Hill met her husband and married at an early age in high school. She was the youngest, married black female student to get her high school diploma. Hill graduated from Eminence High School in 1961 after leaving the Lincoln Institute. She went back to school after having a child determined to continue opening doors to her future.

“My parents instilled that drive in me and that is why I went back to get my diploma,” Hill said. “I always wanted to work in an office somewhere. We moved to Louisville and I started working in county government.”

Hill worked her way up to the Jefferson County Corrections Department doing payroll and working as a supervisor for telecommunications. She attended Eastern Kentucky University through the county for continued education.

“I have always been good with numbers. I was working, learning and getting paid to do it,” Hill said. “I am thankful for my parents and my uncle. He didn’t have any children of his own and he made sure I went to school. I sometimes regret I didn’t go farther with school; life happens, but I am retired and have had a good life.”

For Hill going back to high school and getting her diploma reflected her drive and ambition. Something she thinks future generations need to remember.

“It was hard sometimes how we lived and we didn’t have the newest things — a lot were hand-me-downs,” Hill said. “You have to have a good mind and keep focused.

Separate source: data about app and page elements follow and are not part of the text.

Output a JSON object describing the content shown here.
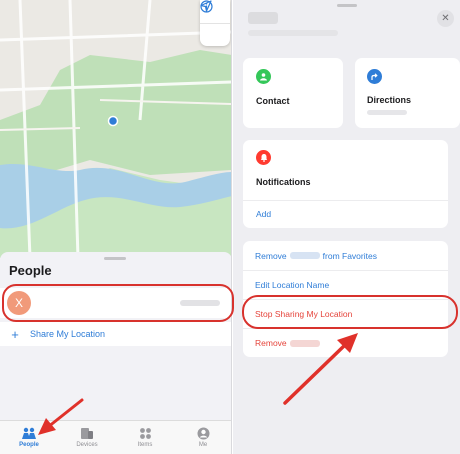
{
  "left": {
    "sheet": {
      "title": "People",
      "person": {
        "avatar_initial": "X"
      },
      "share_label": "Share My Location"
    },
    "tabs": [
      {
        "label": "People",
        "icon": "people-icon",
        "active": true
      },
      {
        "label": "Devices",
        "icon": "devices-icon",
        "active": false
      },
      {
        "label": "Items",
        "icon": "items-icon",
        "active": false
      },
      {
        "label": "Me",
        "icon": "me-icon",
        "active": false
      }
    ]
  },
  "right": {
    "contact_label": "Contact",
    "directions_label": "Directions",
    "notifications": {
      "title": "Notifications",
      "add_label": "Add"
    },
    "options": {
      "remove_favorites_prefix": "Remove",
      "remove_favorites_suffix": "from Favorites",
      "edit_location_name": "Edit Location Name",
      "stop_sharing": "Stop Sharing My Location",
      "remove_prefix": "Remove"
    }
  },
  "colors": {
    "accent_blue": "#2f7dd7",
    "destructive_red": "#e5443b",
    "annotation_red": "#d8322d",
    "contact_green": "#34c759",
    "directions_blue": "#2f7dd7",
    "notifications_red": "#ff3b30"
  }
}
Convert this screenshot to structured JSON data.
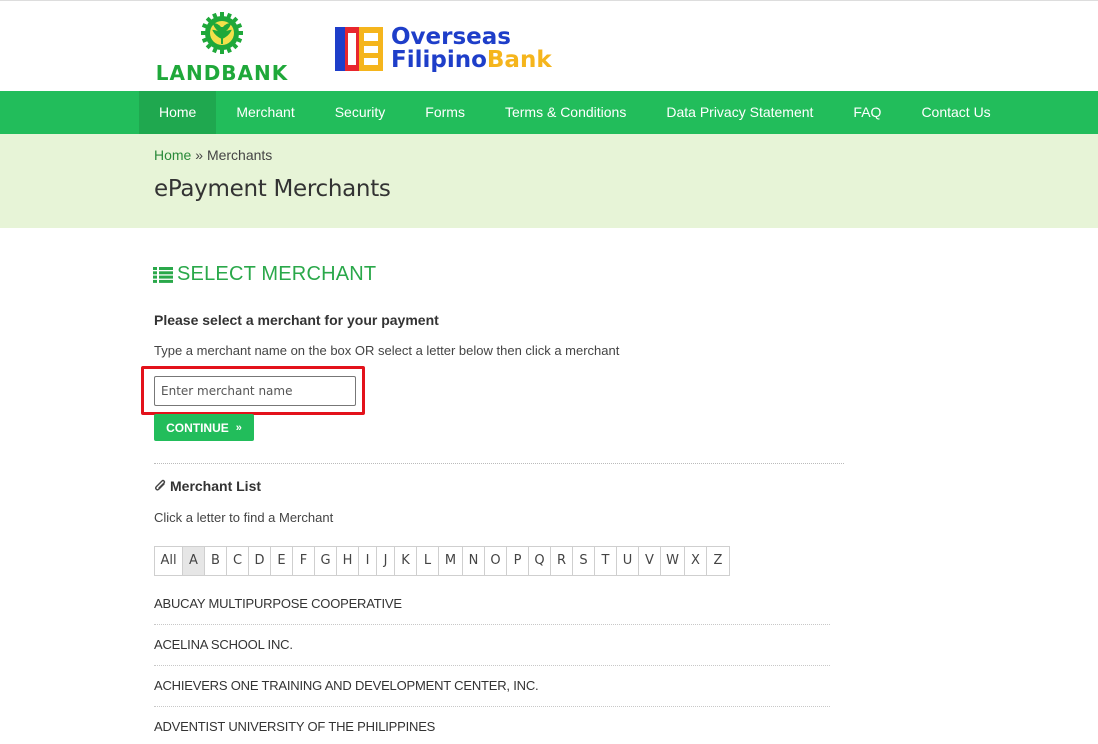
{
  "header": {
    "landbank_logo_text": "LANDBANK",
    "ofb_logo_line1": "Overseas",
    "ofb_logo_line2a": "Filipino",
    "ofb_logo_line2b": "Bank"
  },
  "nav": {
    "items": [
      {
        "label": "Home",
        "active": true
      },
      {
        "label": "Merchant"
      },
      {
        "label": "Security"
      },
      {
        "label": "Forms"
      },
      {
        "label": "Terms & Conditions"
      },
      {
        "label": "Data Privacy Statement"
      },
      {
        "label": "FAQ"
      },
      {
        "label": "Contact Us"
      }
    ]
  },
  "breadcrumb": {
    "home": "Home",
    "separator": " » ",
    "current": "Merchants"
  },
  "page_title": "ePayment Merchants",
  "main": {
    "section_title": "SELECT MERCHANT",
    "subtitle": "Please select a merchant for your payment",
    "instruction": "Type a merchant name on the box OR select a letter below then click a merchant",
    "search_placeholder": "Enter merchant name",
    "search_value": "",
    "continue_label": "CONTINUE",
    "list_title": "Merchant List",
    "list_hint": "Click a letter to find a Merchant"
  },
  "letters": [
    "All",
    "A",
    "B",
    "C",
    "D",
    "E",
    "F",
    "G",
    "H",
    "I",
    "J",
    "K",
    "L",
    "M",
    "N",
    "O",
    "P",
    "Q",
    "R",
    "S",
    "T",
    "U",
    "V",
    "W",
    "X",
    "Z"
  ],
  "active_letter": "A",
  "merchants": [
    "ABUCAY MULTIPURPOSE COOPERATIVE",
    "ACELINA SCHOOL INC.",
    "ACHIEVERS ONE TRAINING AND DEVELOPMENT CENTER, INC.",
    "ADVENTIST UNIVERSITY OF THE PHILIPPINES"
  ],
  "colors": {
    "brand_green": "#22bd5b",
    "band_bg": "#e7f4d7",
    "highlight_red": "#e3121b",
    "ofb_blue": "#1e3ec9",
    "ofb_yellow": "#f5b51c"
  }
}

Parents need to make children realize how many opportunities they have now that we didn’t.”